The Ravens face an early three-part exam by facing the Browns, Texans and Chiefs to start their season. Three AFC opponents, one divisional and three teams primed to make a playoff push in 2020. While many predict the Ravens to sleepwalk into the postseason, they will fall flat on their face if that’s their attitude.
The most difficult part of their early exam will be the written section, where the Ravens will get a chance to make their mark in week three against Kansas City. After losing back to back games in Kansas City over the past two years by a combined score of eight points, beating the defending champs in Baltimore would show if the Ravens have done enough to be the top dog in the AFC.
Then, they’ll get the chance to present in front of the NFL class and fine tune their weaknesses against inexperienced teams in the middle of a rebuild, facing Washington and Cincinnati, respectively.
Their midterm will largely determine their grade for the semester, as contests against Pittsburgh, Philadelphia, New England, Tennessee, Dallas, Pittsburgh again and Cleveland will go a long way towards earning an A, or falling behind the rest of the NFL’s best.
Last semester, the Ravens were able to earn an “A” on their mid term. Wins over Houston, New England, Seattle, Pittsburgh, Buffalo and San Francisco. They face a similar examination this semester. Doing well in this semester’s midterm will go a long way towards earning an “A” and giving the Ravens another home playoff game.
If the Ravens get there, again, and are unable to pass the advanced course, particularly in their first exam, the blame must largely fall onto the coaching staff and Head Coach of a team that returned most of a 14-2 football team, including an MVP QB and a bevy of All-Pro players.

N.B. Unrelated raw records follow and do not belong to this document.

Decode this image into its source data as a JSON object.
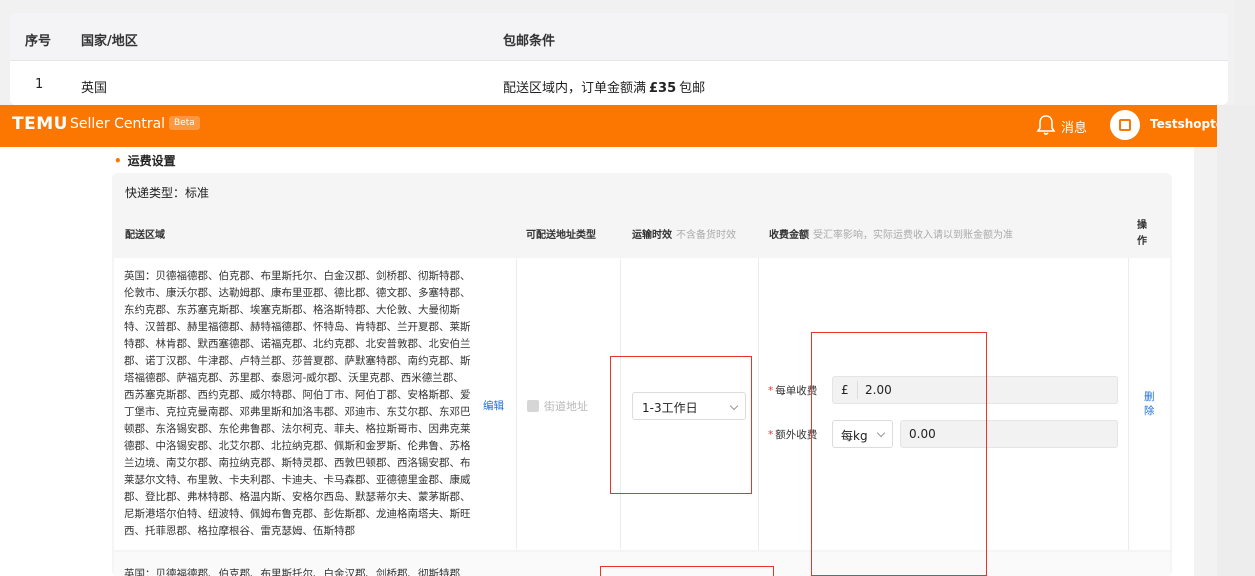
{
  "top_table": {
    "headers": {
      "index": "序号",
      "country": "国家/地区",
      "condition": "包邮条件"
    },
    "row": {
      "index": "1",
      "country": "英国",
      "cond_prefix": "配送区域内，订单金额满",
      "cond_amount": "£35",
      "cond_suffix": "包邮"
    }
  },
  "topbar": {
    "logo": "TEMU",
    "product": "Seller Central",
    "badge": "Beta",
    "messages_label": "消息",
    "user": "Testshopteam",
    "brand_color": "#fb7701"
  },
  "section": {
    "title": "运费设置",
    "express_type": "快递类型：标准"
  },
  "columns": {
    "region": "配送区域",
    "address_type": "可配送地址类型",
    "transit": "运输时效",
    "transit_note": "不含备货时效",
    "fee": "收费金额",
    "fee_note": "受汇率影响，实际运费收入请以到账金额为准",
    "action": "操作"
  },
  "row": {
    "region_text": "英国：贝德福德郡、伯克郡、布里斯托尔、白金汉郡、剑桥郡、彻斯特郡、伦敦市、康沃尔郡、达勒姆郡、康布里亚郡、德比郡、德文郡、多塞特郡、东约克郡、东苏塞克斯郡、埃塞克斯郡、格洛斯特郡、大伦敦、大曼彻斯特、汉普郡、赫里福德郡、赫特福德郡、怀特岛、肯特郡、兰开夏郡、莱斯特郡、林肯郡、默西塞德郡、诺福克郡、北约克郡、北安普敦郡、北安伯兰郡、诺丁汉郡、牛津郡、卢特兰郡、莎普夏郡、萨默塞特郡、南约克郡、斯塔福德郡、萨福克郡、苏里郡、泰恩河-威尔郡、沃里克郡、西米德兰郡、西苏塞克斯郡、西约克郡、威尔特郡、阿伯丁市、阿伯丁郡、安格斯郡、爱丁堡市、克拉克曼南郡、邓弗里斯和加洛韦郡、邓迪市、东艾尔郡、东邓巴顿郡、东洛锡安郡、东伦弗鲁郡、法尔柯克、菲夫、格拉斯哥市、因弗克莱德郡、中洛锡安郡、北艾尔郡、北拉纳克郡、佩斯和金罗斯、伦弗鲁、苏格兰边境、南艾尔郡、南拉纳克郡、斯特灵郡、西敦巴顿郡、西洛锡安郡、布莱瑟尔文特、布里敦、卡夫利郡、卡迪夫、卡马森郡、亚德德里金郡、康威郡、登比郡、弗林特郡、格温内斯、安格尔西岛、默瑟蒂尔夫、蒙茅斯郡、尼斯港塔尔伯特、纽波特、佩姆布鲁克郡、彭佐斯郡、龙迪格南塔夫、斯旺西、托菲恩郡、格拉摩根谷、雷克瑟姆、伍斯特郡",
    "edit_label": "编辑",
    "address_type_value": "街道地址",
    "transit_value": "1-3工作日",
    "per_order_label": "每单收费",
    "currency_symbol": "£",
    "per_order_value": "2.00",
    "extra_label": "额外收费",
    "extra_unit": "每kg",
    "extra_value": "0.00",
    "delete_label": "删除"
  },
  "next_row_text": "英国：贝德福德郡、伯克郡、布里斯托尔、白金汉郡、剑桥郡、彻斯特郡"
}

The Ravens simply need to win one postseason game to have a chance at graduating from the Lombardi School of Hard Knocks.